Kansas City is a 1996 crime film directed by Robert Altman and starring Jennifer Jason Leigh, Miranda Richardson, Harry Belafonte, Michael Murphy, and Steve Buscemi. Kansas City is also notable for its musical score being integrated into the film, with modern-day musicians recreating the Kansas City jazz of 1930s.
The film was entered into the 1996 Cannes Film Festival.

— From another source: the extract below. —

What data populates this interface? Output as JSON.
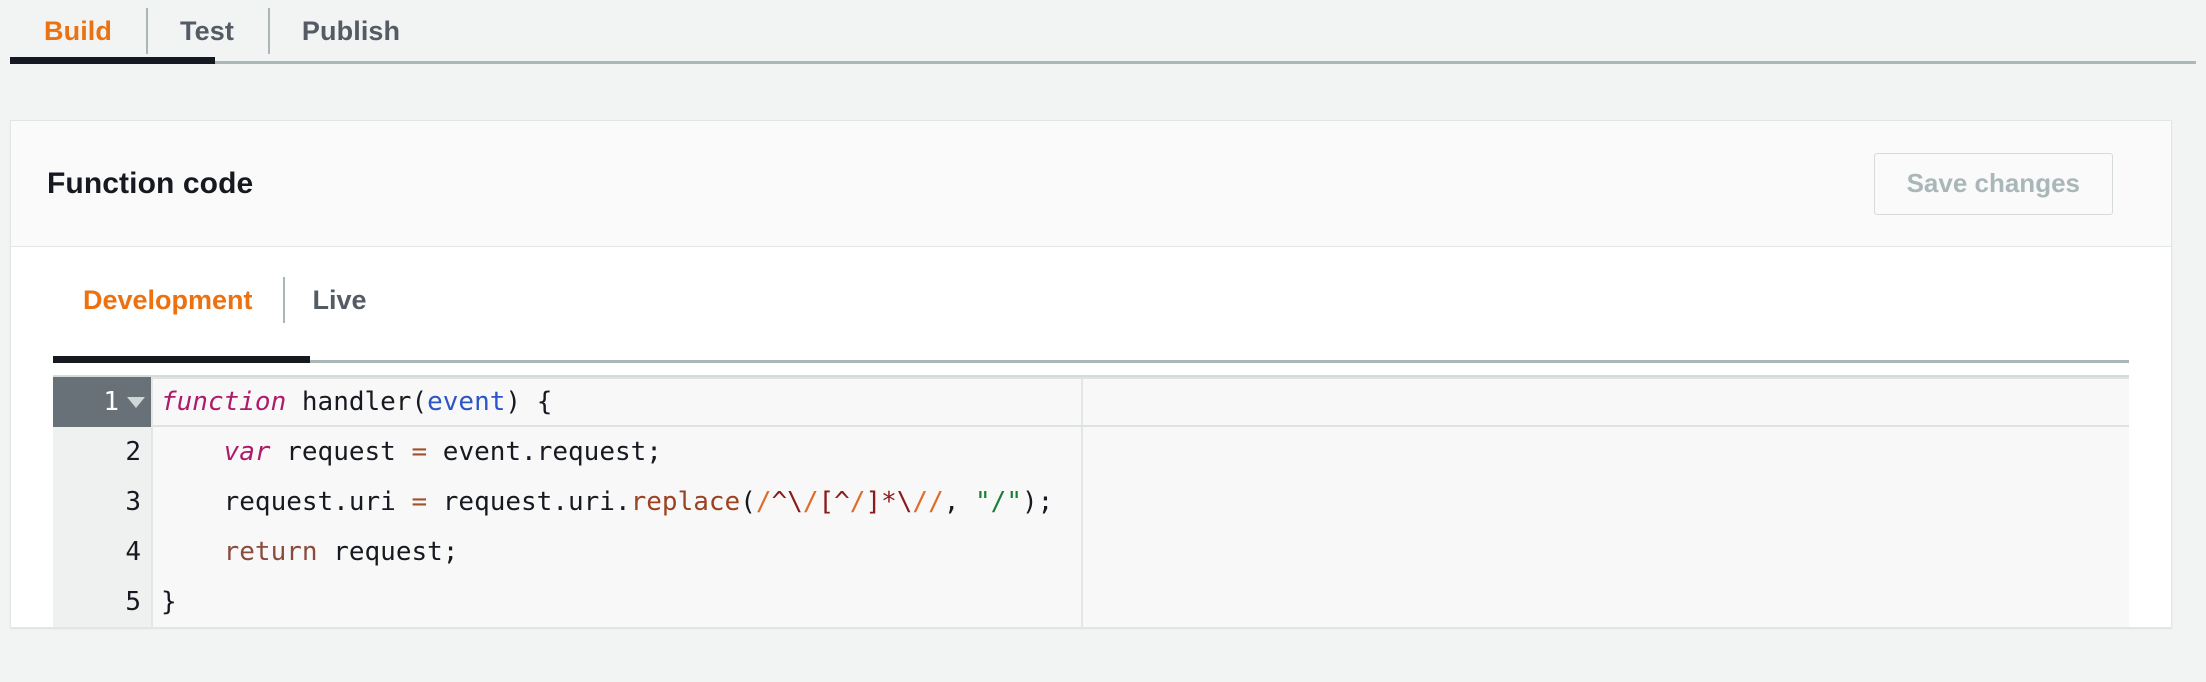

A kidnapping goes down in 1934 Kansas City. Blondie O’Hara’s (Leigh) petty thief husband Johnny is taken by gangster “Seldom Seen” and held prisoner at the Hey Hey Club, one of the hot spots of the Kansas City jazz scene. Blondie herself kidnaps the wife of a local politician, Mrs. Stilton, who is addicted to laudanum (an opium liquid) and has secrets of her own. Blondie’s plan is to blackmail Mr. Stilton into helping to free Johnny.
Despite the risk to his re-election campaign, Mr. Stilton does everything he can in order to free his wife by saving Johnny. Meanwhile, Mrs. Stilton comes to befriend Blondie. She is impressed by Blondie’s devotion to her husband, contrasted to her own loveless marriage.
A subplot concerns political fixer Johnny Flynn (Buscemi) paying vagrants and addicts to vote in the upcoming election and sway the outcome.
Kansas City received mixed to positive reviews from critics, as it holds a 63% rating on Rotten Tomatoes based on 35 reviews.
The soundtrack was produced by Hal Wilner and Steven Bernstein and featured several contemporary musicians playing the roles of famous jazz musicians from the 1930s. For example, Craig Handy plays the role of Coleman Hawkins, Geri Allen plays Mary Lou Williams, and James Carter plays Ben Webster.